By assessing these, a planner will be able to confirm whether your client could face a shortfall. If they do, the planner will develop a strategy that could help get the retirement fund to where it needs to be, so that your clients can enjoy the lifestyle they want when they finish work.
2. Help boost the size of their pension pot
A financial planner can use cashflow modelling software to assess whether your client’s pension pot will support them in retirement. If it won’t, the planner can explain how much more your client will need to contribute into their retirement fund in order to achieve it.
Remember, pension contributions typically receive tax relief, which means every £100 placed into a retirement fund only costs your client £80 if they’re a basic-rate taxpayer (2022/23). If they are a higher-rate taxpayer it will cost just £60, or £55 as an additional-rate taxpayer.
This means that increasing contributions could provide a significant boost to your client’s pension pot relatively quickly. Please note, your client’s tax relief will be limited to the Annual Allowance, which in 2022/23 is £40,000 or the amount they earn, whichever is lower.
3. Use carry forward
If your client has recently received a significant lump sum, for example through redundancy or inheritance, they may be able to make a substantial pension contribution and still receive tax relief.
This is because “carry forward” means your client may be able to use any unspent Annual Allowance from the last three years. In other words, they might be able to contribute up to £160,000 in 2022/23, and still receive tax relief.
As strict rules apply to this, your client should speak to a planner to ensure it’s right for them.
4. Expose your client’s pension to the right level of risk
The assets contained within your client’s pension typically consist of stocks and shares, bonds and cash. As potential growth is usually provided by the higher-risk funds, such as stocks and shares, not having enough exposure to these could mean the pension does not grow to the level needed.
A financial planner could confirm the level of risk your client’s pension is exposed to and, if necessary, switch it to one that provides greater growth potential while remaining at a level of risk they’re comfortable with.
5. Help locate lost pensions
According to the Telegraph, an estimated 1.6 million pension pots are “lost” in the UK. These could include pensions that belong to your client, which could be used to provide a significant boost to their retirement fund.
If your client is unsure what pension savings they’ve accumulated, a financial planner could help locate them and explain the best options available.
This might include consolidating all found pensions into one fund, which could increase the size of their pension pot and provide greater future growth potential. Merging pensions could also help reduce the costs associated with the pensions, which may mean your client’s retirement fund enjoys more net growth.
Get in touch
If you or your client would like to discuss retirement strategies or pensions, please contact us at firstname.lastname@example.org or call 01904 655 330.
As we are award-winning specialists in financial planning, named as a VouchedFor Top Rated firm in 2022, you’ll have peace of mind that we’ll provide your client with an excellent service.

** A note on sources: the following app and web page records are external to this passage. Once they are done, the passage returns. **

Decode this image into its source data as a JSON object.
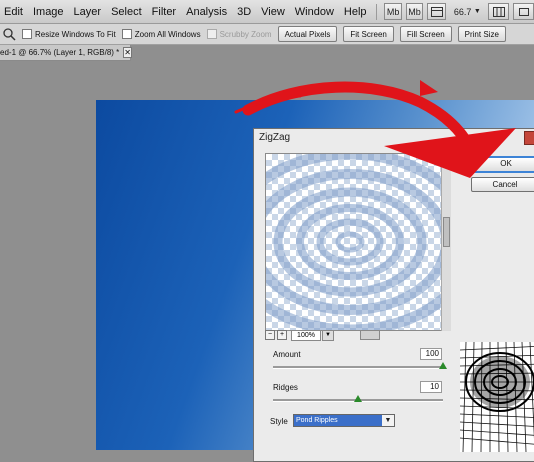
{
  "menubar": {
    "items": [
      "Edit",
      "Image",
      "Layer",
      "Select",
      "Filter",
      "Analysis",
      "3D",
      "View",
      "Window",
      "Help"
    ],
    "mb_label": "Mb",
    "zoom_value": "66.7",
    "zoom_arrow": "▼"
  },
  "options": {
    "resize_windows": "Resize Windows To Fit",
    "zoom_all_windows": "Zoom All Windows",
    "scrubby_zoom": "Scrubby Zoom",
    "actual_pixels": "Actual Pixels",
    "fit_screen": "Fit Screen",
    "fill_screen": "Fill Screen",
    "print_size": "Print Size"
  },
  "document": {
    "tab_title": "ed-1 @ 66.7% (Layer 1, RGB/8) *",
    "close_symbol": "✕"
  },
  "dialog": {
    "title": "ZigZag",
    "ok_label": "OK",
    "cancel_label": "Cancel",
    "zoom_minus": "−",
    "zoom_plus": "+",
    "zoom_value": "100%",
    "zoom_arrow": "▼",
    "amount_label": "Amount",
    "amount_value": "100",
    "amount_level": 1.0,
    "ridges_label": "Ridges",
    "ridges_value": "10",
    "ridges_level": 0.5,
    "style_label": "Style",
    "style_value": "Pond Ripples",
    "style_arrow": "▼"
  },
  "colors": {
    "arrow": "#e0141a",
    "ok_focus": "#3d83d6",
    "style_highlight": "#3b6fc9"
  },
  "icons": [
    "zoom-icon",
    "annotation-arrow"
  ]
}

This article is for information only and is no substitute for financial advice, so please do not treat it as such. Do not make decisions based on anything you might read in this article. All contents are based on our understanding of HMRC legislation, which is subject to change.
A pension is a long-term investment. The fund value may fluctuate and can go down, which would have an impact on the level of pension benefits available. Your pension income could also be affected by the interest rates at the time you take your benefits. The tax implications of pension withdrawals will be based on your individual circumstances, tax legislation and regulation, which are subject to change in the future.